Exercise details: Give the number of lines in the material below where the word "title" shows up, without anything else.
**** Source information
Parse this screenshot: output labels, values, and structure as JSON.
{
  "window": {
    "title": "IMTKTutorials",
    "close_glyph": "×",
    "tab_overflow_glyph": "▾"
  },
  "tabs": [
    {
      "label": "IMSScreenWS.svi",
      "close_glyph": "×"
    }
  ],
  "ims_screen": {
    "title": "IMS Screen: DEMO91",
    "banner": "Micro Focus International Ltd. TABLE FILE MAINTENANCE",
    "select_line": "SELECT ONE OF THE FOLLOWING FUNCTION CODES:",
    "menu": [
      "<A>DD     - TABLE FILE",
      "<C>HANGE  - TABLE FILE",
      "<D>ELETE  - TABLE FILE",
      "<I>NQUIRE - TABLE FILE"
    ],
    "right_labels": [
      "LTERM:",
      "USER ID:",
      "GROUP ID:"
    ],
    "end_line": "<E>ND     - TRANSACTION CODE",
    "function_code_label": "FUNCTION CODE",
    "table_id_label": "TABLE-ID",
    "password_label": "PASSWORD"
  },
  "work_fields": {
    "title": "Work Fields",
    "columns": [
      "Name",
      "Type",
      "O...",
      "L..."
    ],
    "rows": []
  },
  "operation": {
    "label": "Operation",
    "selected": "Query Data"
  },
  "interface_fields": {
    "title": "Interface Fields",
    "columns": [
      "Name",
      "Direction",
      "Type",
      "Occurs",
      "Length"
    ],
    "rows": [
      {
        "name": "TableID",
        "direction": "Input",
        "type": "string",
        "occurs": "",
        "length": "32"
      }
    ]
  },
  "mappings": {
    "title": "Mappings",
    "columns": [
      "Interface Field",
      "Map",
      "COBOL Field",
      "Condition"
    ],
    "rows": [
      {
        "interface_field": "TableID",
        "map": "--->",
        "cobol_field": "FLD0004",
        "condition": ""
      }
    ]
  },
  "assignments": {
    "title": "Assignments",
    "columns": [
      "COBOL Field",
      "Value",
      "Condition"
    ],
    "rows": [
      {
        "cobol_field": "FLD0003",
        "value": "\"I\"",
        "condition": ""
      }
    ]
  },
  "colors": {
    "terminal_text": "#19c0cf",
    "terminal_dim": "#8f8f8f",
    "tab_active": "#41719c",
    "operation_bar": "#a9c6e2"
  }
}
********
Answer section: 6